- _Task statement_:
Every record here needs to be written out again exactly.

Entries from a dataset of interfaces
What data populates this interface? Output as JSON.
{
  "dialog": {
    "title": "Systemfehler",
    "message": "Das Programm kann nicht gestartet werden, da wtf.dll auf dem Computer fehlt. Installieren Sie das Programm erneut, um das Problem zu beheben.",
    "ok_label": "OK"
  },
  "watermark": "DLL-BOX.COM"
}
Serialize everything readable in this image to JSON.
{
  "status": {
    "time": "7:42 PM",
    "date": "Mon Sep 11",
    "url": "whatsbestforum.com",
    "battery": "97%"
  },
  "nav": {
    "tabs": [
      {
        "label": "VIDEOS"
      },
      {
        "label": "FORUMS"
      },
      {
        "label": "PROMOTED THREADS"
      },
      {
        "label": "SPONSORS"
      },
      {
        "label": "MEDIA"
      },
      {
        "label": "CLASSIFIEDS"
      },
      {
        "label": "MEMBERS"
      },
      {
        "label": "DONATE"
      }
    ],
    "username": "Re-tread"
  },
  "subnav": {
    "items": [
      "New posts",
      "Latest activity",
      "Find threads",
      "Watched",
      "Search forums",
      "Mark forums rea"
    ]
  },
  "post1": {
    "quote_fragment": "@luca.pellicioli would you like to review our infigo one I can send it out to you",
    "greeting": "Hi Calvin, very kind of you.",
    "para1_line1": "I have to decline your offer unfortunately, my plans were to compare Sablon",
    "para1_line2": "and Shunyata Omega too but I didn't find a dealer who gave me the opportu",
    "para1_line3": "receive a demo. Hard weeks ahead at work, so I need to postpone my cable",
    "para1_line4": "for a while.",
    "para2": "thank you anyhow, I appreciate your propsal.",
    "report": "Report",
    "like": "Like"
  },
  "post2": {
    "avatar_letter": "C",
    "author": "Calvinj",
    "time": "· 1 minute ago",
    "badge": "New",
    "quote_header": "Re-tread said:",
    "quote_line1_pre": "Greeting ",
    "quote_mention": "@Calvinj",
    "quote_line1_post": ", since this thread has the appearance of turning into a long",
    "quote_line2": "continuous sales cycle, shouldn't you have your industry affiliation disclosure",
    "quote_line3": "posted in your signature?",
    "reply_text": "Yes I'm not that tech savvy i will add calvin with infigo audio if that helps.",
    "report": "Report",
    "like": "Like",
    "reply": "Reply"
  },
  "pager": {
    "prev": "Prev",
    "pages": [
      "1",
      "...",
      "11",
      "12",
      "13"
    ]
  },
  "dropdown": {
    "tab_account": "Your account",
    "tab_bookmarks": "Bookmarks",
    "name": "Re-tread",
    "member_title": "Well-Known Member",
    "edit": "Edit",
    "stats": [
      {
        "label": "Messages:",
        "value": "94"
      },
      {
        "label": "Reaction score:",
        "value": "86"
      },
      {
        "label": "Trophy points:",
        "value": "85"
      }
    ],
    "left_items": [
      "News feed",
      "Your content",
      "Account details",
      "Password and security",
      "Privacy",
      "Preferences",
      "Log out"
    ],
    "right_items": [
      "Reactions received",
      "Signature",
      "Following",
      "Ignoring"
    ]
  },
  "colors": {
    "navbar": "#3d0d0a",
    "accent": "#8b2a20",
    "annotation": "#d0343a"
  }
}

- _Exercise answer_:
What data populates this interface? Output as JSON.
{
  "dialog": {
    "title": "Systemfehler",
    "message": "Das Programm kann nicht gestartet werden, da wtf.dll auf dem Computer fehlt. Installieren Sie das Programm erneut, um das Problem zu beheben.",
    "ok_label": "OK"
  },
  "watermark": "DLL-BOX.COM"
}
Serialize everything readable in this image to JSON.
{
  "status": {
    "time": "7:42 PM",
    "date": "Mon Sep 11",
    "url": "whatsbestforum.com",
    "battery": "97%"
  },
  "nav": {
    "tabs": [
      {
        "label": "VIDEOS"
      },
      {
        "label": "FORUMS"
      },
      {
        "label": "PROMOTED THREADS"
      },
      {
        "label": "SPONSORS"
      },
      {
        "label": "MEDIA"
      },
      {
        "label": "CLASSIFIEDS"
      },
      {
        "label": "MEMBERS"
      },
      {
        "label": "DONATE"
      }
    ],
    "username": "Re-tread"
  },
  "subnav": {
    "items": [
      "New posts",
      "Latest activity",
      "Find threads",
      "Watched",
      "Search forums",
      "Mark forums rea"
    ]
  },
  "post1": {
    "quote_fragment": "@luca.pellicioli would you like to review our infigo one I can send it out to you",
    "greeting": "Hi Calvin, very kind of you.",
    "para1_line1": "I have to decline your offer unfortunately, my plans were to compare Sablon",
    "para1_line2": "and Shunyata Omega too but I didn't find a dealer who gave me the opportu",
    "para1_line3": "receive a demo. Hard weeks ahead at work, so I need to postpone my cable",
    "para1_line4": "for a while.",
    "para2": "thank you anyhow, I appreciate your propsal.",
    "report": "Report",
    "like": "Like"
  },
  "post2": {
    "avatar_letter": "C",
    "author": "Calvinj",
    "time": "· 1 minute ago",
    "badge": "New",
    "quote_header": "Re-tread said:",
    "quote_line1_pre": "Greeting ",
    "quote_mention": "@Calvinj",
    "quote_line1_post": ", since this thread has the appearance of turning into a long",
    "quote_line2": "continuous sales cycle, shouldn't you have your industry affiliation disclosure",
    "quote_line3": "posted in your signature?",
    "reply_text": "Yes I'm not that tech savvy i will add calvin with infigo audio if that helps.",
    "report": "Report",
    "like": "Like",
    "reply": "Reply"
  },
  "pager": {
    "prev": "Prev",
    "pages": [
      "1",
      "...",
      "11",
      "12",
      "13"
    ]
  },
  "dropdown": {
    "tab_account": "Your account",
    "tab_bookmarks": "Bookmarks",
    "name": "Re-tread",
    "member_title": "Well-Known Member",
    "edit": "Edit",
    "stats": [
      {
        "label": "Messages:",
        "value": "94"
      },
      {
        "label": "Reaction score:",
        "value": "86"
      },
      {
        "label": "Trophy points:",
        "value": "85"
      }
    ],
    "left_items": [
      "News feed",
      "Your content",
      "Account details",
      "Password and security",
      "Privacy",
      "Preferences",
      "Log out"
    ],
    "right_items": [
      "Reactions received",
      "Signature",
      "Following",
      "Ignoring"
    ]
  },
  "colors": {
    "navbar": "#3d0d0a",
    "accent": "#8b2a20",
    "annotation": "#d0343a"
  }
}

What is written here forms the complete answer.